Data Ownership

Whether a student or teacher, you create data — your work, your tests, your words, your numbers, your ideas. It’s yours. Or is it? What do you think?

In my mind, I am reminded of Abraham Lincoln’s words: I believe each individual is naturally entitled to do as he pleases with himself and the fruit of his labor, so far as it in no wise interferes with any other mans rights.   The inference of that quote is that who we are and what we do belongs to us. Now we have a responsibility to maintain that right, as we have always had the responsibility to manage who we are and what we do in ways that promote the common good.

How do we do so? How do I do so?

  1. Document that which is ours (mine).
  2. Create more value than we (I) take.
  3. Curate, declare, and manage our (my) data.
  4. Model for others.
  5. Accept and encourage Terms of Service that acknowledge our (my) ownership of our (my) data,  its use, and its portability.
  6. Expect that the products we (I) use also creates value rather than simply takes value from us (me).
  7. If an adult, be transparent in who we are (I am). [Students may maintain anonymity with pseudonyms]
  8. Educate others on their own (my) rights.
  9. Educate politicians.

Audrey gave us some places to help us help:

Ghostery: https://www.ghostery.com/
FERPA: http://www2.ed.gov/policy/gen/guid/fpco/ferpa/index.html
Quantified Self Movement:  http://quantifiedself.com/
Locker Project:  http://lockerproject.org/
Electronic Frontier:  https://www.eff.org/https-everywhere

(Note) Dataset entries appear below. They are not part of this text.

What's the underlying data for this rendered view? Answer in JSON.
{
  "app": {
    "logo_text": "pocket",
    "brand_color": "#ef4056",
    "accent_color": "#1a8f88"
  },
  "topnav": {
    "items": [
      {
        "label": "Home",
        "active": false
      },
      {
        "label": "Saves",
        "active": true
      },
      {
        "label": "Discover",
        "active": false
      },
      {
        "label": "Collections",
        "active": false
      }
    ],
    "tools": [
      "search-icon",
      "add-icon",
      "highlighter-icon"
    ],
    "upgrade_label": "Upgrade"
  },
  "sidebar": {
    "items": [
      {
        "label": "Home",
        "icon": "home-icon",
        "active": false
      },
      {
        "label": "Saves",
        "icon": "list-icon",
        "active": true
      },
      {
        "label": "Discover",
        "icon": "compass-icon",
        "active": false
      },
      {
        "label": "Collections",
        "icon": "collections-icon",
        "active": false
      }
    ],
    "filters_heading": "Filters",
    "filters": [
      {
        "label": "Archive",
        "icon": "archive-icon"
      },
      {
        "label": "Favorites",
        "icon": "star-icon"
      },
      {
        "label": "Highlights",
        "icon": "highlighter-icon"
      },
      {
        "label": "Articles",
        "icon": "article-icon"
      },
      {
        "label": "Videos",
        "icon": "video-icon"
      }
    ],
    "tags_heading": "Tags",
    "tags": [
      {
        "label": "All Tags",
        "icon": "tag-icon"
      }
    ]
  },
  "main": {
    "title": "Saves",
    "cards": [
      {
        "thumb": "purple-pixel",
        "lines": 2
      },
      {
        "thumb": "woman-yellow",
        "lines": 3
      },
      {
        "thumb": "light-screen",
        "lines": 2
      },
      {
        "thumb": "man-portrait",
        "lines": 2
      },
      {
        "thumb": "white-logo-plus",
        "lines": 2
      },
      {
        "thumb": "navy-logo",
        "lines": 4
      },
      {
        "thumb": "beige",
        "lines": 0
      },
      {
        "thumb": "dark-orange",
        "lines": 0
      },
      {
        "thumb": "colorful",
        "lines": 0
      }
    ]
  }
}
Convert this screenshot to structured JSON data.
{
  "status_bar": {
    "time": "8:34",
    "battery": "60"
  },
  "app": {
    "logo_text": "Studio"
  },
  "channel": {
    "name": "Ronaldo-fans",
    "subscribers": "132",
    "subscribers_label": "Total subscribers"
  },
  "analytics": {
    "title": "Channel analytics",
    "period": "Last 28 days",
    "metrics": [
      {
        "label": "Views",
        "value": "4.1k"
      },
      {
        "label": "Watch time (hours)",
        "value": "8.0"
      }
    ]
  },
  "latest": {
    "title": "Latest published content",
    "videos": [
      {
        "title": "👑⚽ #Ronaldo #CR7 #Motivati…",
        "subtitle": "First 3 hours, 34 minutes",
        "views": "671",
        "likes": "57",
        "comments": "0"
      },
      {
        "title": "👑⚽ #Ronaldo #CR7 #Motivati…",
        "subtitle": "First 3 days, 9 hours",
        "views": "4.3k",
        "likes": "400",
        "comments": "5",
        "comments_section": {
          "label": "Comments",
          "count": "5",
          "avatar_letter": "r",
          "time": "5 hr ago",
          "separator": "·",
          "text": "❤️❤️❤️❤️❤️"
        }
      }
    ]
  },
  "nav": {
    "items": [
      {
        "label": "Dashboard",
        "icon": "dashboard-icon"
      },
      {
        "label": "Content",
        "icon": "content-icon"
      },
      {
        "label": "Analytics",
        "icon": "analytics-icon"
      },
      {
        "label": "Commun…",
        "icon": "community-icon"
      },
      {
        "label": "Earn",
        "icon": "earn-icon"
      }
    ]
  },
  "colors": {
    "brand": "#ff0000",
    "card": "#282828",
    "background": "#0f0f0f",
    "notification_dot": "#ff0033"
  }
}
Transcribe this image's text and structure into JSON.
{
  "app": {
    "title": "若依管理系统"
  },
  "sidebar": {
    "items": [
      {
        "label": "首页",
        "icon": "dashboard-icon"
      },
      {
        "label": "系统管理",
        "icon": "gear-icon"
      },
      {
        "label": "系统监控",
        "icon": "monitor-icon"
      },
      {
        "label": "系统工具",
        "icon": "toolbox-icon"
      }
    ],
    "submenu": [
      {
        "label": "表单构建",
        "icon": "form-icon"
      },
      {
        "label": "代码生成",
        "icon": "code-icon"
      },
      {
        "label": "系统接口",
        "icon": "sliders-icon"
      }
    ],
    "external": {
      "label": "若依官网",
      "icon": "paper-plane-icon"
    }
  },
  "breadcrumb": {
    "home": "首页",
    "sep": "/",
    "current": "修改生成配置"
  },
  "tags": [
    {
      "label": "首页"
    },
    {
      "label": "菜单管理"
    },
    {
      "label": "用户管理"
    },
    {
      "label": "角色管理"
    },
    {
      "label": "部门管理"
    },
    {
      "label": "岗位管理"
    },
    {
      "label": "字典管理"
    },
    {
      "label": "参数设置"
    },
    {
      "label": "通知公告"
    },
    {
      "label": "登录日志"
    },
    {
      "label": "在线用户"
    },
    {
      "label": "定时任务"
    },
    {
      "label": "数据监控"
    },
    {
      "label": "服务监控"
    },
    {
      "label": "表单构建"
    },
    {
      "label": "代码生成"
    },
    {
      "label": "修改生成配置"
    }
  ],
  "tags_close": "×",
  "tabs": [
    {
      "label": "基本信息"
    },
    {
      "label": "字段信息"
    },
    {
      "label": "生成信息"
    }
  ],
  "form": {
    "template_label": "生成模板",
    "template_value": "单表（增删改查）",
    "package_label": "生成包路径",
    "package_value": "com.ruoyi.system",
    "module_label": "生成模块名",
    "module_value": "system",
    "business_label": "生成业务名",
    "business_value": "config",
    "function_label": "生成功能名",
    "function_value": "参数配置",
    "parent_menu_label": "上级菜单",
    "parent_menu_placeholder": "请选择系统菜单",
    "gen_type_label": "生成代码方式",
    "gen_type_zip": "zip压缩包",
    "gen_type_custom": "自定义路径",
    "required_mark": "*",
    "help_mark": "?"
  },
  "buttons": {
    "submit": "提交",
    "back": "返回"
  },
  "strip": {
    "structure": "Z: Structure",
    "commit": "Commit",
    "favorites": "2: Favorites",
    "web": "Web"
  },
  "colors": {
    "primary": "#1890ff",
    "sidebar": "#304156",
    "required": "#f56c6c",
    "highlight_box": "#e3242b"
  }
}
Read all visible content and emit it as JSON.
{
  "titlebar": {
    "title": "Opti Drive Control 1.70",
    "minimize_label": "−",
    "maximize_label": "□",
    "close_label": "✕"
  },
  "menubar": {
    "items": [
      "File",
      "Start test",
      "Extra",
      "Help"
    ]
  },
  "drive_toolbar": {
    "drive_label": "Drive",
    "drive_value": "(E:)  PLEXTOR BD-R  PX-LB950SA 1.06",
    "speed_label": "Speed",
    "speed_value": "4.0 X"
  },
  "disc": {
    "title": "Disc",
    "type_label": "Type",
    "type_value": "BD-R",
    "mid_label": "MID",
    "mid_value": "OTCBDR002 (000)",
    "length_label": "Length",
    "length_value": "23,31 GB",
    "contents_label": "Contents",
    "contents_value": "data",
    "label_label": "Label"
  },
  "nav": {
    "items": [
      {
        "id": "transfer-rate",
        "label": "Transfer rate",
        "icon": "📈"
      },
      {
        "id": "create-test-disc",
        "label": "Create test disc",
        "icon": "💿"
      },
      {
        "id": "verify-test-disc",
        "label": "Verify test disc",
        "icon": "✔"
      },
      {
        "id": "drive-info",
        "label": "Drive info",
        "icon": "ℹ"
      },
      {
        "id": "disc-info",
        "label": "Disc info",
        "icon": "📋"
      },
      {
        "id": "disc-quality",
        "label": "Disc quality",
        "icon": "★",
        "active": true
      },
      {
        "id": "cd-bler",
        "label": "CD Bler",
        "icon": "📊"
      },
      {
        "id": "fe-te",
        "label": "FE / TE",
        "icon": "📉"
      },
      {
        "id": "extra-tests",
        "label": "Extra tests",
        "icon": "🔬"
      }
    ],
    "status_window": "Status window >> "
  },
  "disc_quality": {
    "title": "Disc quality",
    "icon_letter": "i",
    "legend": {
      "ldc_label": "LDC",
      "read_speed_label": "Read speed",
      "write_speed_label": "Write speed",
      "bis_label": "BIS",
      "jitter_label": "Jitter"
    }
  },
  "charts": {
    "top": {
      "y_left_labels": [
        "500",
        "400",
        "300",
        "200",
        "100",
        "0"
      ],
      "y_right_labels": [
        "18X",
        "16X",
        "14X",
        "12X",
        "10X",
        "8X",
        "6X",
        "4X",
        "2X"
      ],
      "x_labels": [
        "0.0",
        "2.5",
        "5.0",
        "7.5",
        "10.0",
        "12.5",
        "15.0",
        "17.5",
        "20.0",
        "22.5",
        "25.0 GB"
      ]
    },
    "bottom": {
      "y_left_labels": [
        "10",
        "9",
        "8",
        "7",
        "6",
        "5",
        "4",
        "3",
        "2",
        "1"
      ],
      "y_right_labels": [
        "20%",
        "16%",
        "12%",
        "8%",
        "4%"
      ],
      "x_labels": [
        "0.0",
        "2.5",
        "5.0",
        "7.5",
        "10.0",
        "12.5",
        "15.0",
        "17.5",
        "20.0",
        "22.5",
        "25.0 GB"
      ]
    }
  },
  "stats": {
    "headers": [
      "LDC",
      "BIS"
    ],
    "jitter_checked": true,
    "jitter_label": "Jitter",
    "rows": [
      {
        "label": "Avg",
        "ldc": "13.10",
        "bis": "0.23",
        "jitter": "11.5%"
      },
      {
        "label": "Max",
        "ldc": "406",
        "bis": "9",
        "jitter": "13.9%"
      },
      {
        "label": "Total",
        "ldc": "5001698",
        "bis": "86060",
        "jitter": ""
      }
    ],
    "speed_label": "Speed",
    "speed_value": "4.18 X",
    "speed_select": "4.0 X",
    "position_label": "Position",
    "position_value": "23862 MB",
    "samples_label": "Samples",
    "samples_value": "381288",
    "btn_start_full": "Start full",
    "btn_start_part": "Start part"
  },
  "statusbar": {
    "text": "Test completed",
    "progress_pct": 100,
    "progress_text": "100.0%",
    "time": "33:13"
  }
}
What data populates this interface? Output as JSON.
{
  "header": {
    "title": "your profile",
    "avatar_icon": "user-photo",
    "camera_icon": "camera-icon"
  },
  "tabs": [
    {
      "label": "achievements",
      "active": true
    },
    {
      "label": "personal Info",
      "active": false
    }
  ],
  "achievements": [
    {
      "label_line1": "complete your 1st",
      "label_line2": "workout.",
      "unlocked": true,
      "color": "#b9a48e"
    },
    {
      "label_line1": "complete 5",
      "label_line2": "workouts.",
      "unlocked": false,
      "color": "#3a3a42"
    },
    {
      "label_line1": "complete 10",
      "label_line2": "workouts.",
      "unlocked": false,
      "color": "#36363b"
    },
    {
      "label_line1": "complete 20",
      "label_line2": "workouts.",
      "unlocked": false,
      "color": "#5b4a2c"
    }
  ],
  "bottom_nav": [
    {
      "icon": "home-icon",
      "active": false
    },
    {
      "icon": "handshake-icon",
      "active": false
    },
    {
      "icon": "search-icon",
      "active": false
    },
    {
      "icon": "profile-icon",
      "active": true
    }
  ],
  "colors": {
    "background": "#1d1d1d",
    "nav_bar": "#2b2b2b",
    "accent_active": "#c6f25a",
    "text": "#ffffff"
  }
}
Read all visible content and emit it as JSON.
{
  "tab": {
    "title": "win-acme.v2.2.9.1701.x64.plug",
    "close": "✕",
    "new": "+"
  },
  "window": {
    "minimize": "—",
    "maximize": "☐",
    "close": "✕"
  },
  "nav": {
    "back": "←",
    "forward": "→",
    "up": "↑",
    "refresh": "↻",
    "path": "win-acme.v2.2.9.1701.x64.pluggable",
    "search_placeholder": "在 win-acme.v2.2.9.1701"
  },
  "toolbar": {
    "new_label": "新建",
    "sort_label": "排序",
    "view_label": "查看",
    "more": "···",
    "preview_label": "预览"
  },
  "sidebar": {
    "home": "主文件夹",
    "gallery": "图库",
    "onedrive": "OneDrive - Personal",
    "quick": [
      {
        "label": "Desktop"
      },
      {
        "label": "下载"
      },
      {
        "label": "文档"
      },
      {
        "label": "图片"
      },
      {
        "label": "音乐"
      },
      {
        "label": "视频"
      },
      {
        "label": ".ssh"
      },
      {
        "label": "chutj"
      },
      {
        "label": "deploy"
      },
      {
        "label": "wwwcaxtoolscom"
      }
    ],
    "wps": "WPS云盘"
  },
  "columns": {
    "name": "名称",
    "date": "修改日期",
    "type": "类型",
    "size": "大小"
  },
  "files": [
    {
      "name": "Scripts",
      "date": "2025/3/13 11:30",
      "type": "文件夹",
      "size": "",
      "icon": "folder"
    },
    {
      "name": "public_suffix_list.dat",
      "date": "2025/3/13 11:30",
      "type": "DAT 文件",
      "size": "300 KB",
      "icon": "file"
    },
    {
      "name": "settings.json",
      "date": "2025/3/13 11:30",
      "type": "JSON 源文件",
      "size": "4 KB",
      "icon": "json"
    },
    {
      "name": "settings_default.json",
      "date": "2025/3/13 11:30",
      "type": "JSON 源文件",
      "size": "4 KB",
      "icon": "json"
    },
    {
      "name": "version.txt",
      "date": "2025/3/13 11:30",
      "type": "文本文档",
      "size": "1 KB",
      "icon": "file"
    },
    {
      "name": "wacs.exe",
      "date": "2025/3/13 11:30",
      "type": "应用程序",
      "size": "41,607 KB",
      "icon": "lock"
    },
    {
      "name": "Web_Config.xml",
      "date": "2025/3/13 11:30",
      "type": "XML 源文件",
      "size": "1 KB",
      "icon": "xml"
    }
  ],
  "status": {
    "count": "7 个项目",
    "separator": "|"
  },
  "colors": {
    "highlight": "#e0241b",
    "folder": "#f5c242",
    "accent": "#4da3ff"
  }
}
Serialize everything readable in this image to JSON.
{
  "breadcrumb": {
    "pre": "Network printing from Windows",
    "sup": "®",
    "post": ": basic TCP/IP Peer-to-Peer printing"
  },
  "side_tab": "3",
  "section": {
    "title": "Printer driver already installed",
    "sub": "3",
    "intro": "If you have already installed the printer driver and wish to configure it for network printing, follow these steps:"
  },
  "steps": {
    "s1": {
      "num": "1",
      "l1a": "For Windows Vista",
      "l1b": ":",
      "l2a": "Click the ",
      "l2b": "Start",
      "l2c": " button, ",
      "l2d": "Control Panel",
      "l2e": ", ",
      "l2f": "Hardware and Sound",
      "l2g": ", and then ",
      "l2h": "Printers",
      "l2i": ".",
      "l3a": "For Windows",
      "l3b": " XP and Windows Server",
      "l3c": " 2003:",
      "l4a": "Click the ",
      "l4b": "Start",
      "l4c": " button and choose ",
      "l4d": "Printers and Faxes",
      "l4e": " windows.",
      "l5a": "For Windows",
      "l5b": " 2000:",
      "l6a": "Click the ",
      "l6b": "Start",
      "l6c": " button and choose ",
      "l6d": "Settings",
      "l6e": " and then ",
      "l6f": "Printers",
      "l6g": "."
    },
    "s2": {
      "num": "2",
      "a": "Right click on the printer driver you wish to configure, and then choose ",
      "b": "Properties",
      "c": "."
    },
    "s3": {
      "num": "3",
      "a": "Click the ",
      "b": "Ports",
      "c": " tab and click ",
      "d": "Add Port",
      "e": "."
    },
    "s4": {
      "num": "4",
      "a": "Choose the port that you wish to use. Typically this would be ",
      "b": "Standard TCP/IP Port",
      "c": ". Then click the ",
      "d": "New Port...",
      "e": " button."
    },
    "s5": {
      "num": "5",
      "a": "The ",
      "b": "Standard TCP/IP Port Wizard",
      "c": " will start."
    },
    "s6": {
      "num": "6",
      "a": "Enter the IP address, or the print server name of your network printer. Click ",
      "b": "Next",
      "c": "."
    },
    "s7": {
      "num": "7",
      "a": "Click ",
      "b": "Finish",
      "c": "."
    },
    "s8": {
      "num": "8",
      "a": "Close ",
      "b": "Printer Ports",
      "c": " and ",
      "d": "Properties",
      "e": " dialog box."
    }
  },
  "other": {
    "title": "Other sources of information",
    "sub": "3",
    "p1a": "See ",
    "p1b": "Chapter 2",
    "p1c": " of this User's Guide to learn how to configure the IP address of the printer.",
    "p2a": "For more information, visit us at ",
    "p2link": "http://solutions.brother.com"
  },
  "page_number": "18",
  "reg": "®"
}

Flickr CC by giulia.forsythe

 What do you think? How will you monitor and keep ownership of your data?